All of us are feeling the pinch of rising food costs, but for families in poverty, the food crisis is upending their lives.
As global events intensify, including the Russia-Ukraine war, inflation, extreme weather events and the lingering effects of COVID-19, the number of people with insufficient food has increased fivefold in six years*. 276 million people—more than ten times Australia’s population—are now experiencing severe food insecurity.
All of us are feeling the pinch of rising food costs, but for families in poverty, the food crisis is upending their lives. Food insecurity threatens to undermine and even reverse decades of global progress in the eradication of extreme poverty.
“We are already seeing how this crisis, compounded with other serious challenges, is affecting our friends in Sri Lanka,” says Compassion Australia CEO Clare Steele.
“Many Sri Lankan families can no longer afford basic goods due to sharp inflation. Food, medicine and fuel are increasingly difficult to acquire, and power cuts are frequent and severe, “says Clare.
But this problem truly is global. The World Bank warns that for each one percentage point increase in food prices, 10 million people are thrown into extreme poverty worldwide.
“We must act now. Compassion is leading a local-first response to the global food crisis through partnerships with more than 8,500 local church partners in over 25 countries. The local church is well positioned to respond quickly and effectively, having decades of established trust and relationships throughout their communities. This means aid is delivered neighbour to neighbour,” says Clare.
Compassion’s response is two-fold: meeting children and families’ urgent nutrition needs now while working towards a sustainable solution to help stop ongoing hunger.
“Our local partners will provide immediate food packages and unconditional cash transfers to households deemed vulnerable to food insecurity. We are also working towards long-term food security through distributing seeds, fertiliser, livestock and training on how to build and maintain home gardens and small-scale farms,” said Clare.
Over the past two years of the pandemic, Compassion’s local church partners have provided over 21 million food packs to families in poverty, but now the crisis is skyrocketing the number of people who need help. Experts predict it could last years if action isn't taken now.

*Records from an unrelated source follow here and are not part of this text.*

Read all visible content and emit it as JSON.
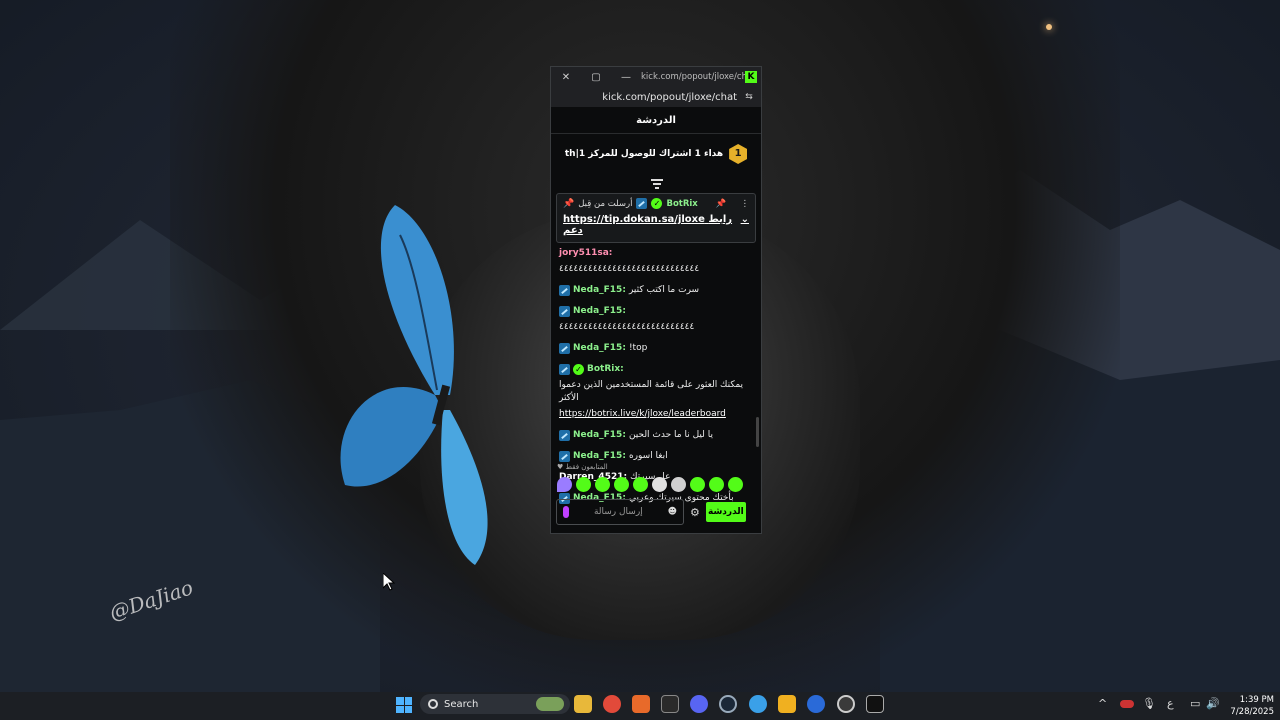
{
  "window": {
    "title": "kick.com/popout/jloxe/chat",
    "url": "kick.com/popout/jloxe/chat",
    "close_glyph": "✕",
    "maximize_glyph": "▢",
    "minimize_glyph": "—"
  },
  "chat": {
    "header": "الدردشة",
    "goal_rank": "1",
    "goal_text": "th|هداء 1 اشتراك للوصول للمركز 1",
    "pinned": {
      "sender_label": "أرسلت من قِبل",
      "user": "BotRix",
      "link": "https://tip.dokan.sa/jloxe",
      "link_label": "رابط دعم"
    },
    "messages": [
      {
        "user": "jory511sa:",
        "text": "٤٤٤٤٤٤٤٤٤٤٤٤٤٤٤٤٤٤٤٤٤٤٤٤٤٤٤٤٤",
        "color": "pink",
        "badge": false,
        "verified": false
      },
      {
        "user": "Neda_F15:",
        "text": "سرت ما اكتب كثير",
        "color": "green",
        "badge": true,
        "verified": false
      },
      {
        "user": "Neda_F15:",
        "text": "٤٤٤٤٤٤٤٤٤٤٤٤٤٤٤٤٤٤٤٤٤٤٤٤٤٤٤٤",
        "color": "green",
        "badge": true,
        "verified": false
      },
      {
        "user": "Neda_F15:",
        "text": "!top",
        "color": "green",
        "badge": true,
        "verified": false
      },
      {
        "user": "BotRix:",
        "text": "يمكنك العثور على قائمة المستخدمين الذين دعموا الأكثر",
        "link": "https://botrix.live/k/jloxe/leaderboard",
        "color": "green",
        "badge": true,
        "verified": true
      },
      {
        "user": "Neda_F15:",
        "text": "يا ليل نا ما حدث الحين",
        "color": "green",
        "badge": true,
        "verified": false
      },
      {
        "user": "Neda_F15:",
        "text": "ابغا اسوره",
        "color": "green",
        "badge": true,
        "verified": false
      },
      {
        "user": "Darren_4521:",
        "text": "عل سيرتك",
        "color": "white",
        "badge": false,
        "verified": false
      },
      {
        "user": "Neda_F15:",
        "text": "بأختك محتوى سيرتك وعربي",
        "color": "green",
        "badge": true,
        "verified": false
      }
    ],
    "followers_only": "المتابعون فقط",
    "input_placeholder": "إرسال رسالة",
    "send_button": "الدردشة"
  },
  "wallpaper": {
    "signature": "@DaJiao"
  },
  "taskbar": {
    "search_label": "Search",
    "time": "1:39 PM",
    "date": "7/28/2025",
    "lang_indicator": "ع"
  },
  "colors": {
    "kick_green": "#53fc18",
    "taskbar": "#1c1f24"
  }
}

“This is indeed a time of crisis, but we can—and must—answer hunger with hope. By supporting the work of Compassion and other not-for-profits at this time, you can help vulnerable children and their families not only make it through these challenging times, but flourish on the other side of them,” said Clare.

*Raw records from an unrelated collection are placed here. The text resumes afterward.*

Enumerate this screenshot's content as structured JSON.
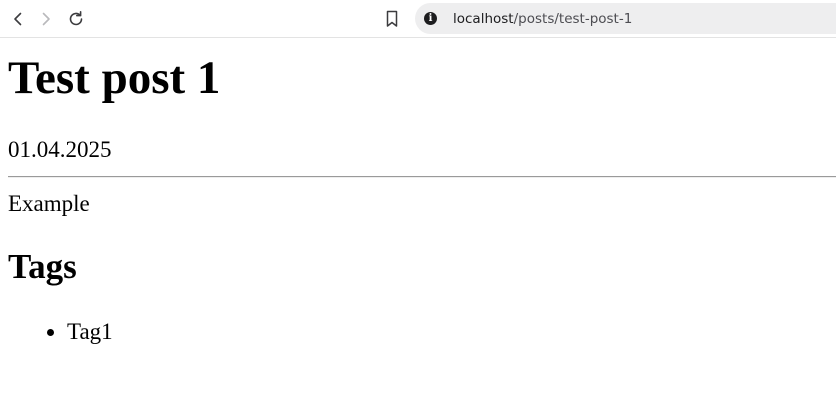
{
  "browser": {
    "url_host": "localhost",
    "url_path": "/posts/test-post-1",
    "icons": {
      "back": "back-arrow-icon",
      "forward": "forward-arrow-icon",
      "reload": "reload-icon",
      "bookmark": "bookmark-icon",
      "site_info": "info-icon"
    },
    "colors": {
      "address_bg": "#eeeeef",
      "nav_icon": "#3c3c3f",
      "nav_icon_disabled": "#b9b9bc"
    }
  },
  "post": {
    "title": "Test post 1",
    "date": "01.04.2025",
    "body": "Example",
    "tags_heading": "Tags",
    "tags": [
      "Tag1"
    ]
  }
}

You can act today and answer hunger with hope by supporting the people of Sri Lanka through Compassion or by giving to other charities working to stop the global food crisis.
*Data from the United Nations - Nations must ‘act together, urgently and with solidarity’ to end crisis of food insecurity

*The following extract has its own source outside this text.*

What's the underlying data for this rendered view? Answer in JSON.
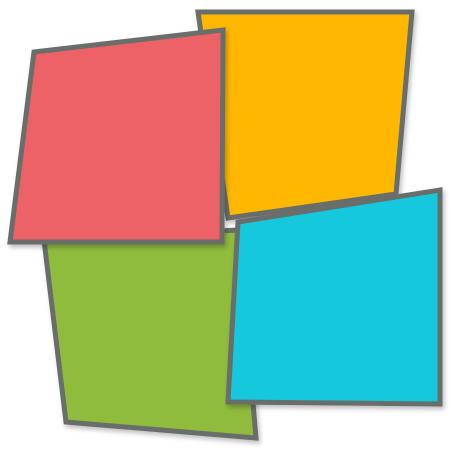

For an interview or comment from Clare Steele, please contact Andrew Marsh on firstname.lastname@example.org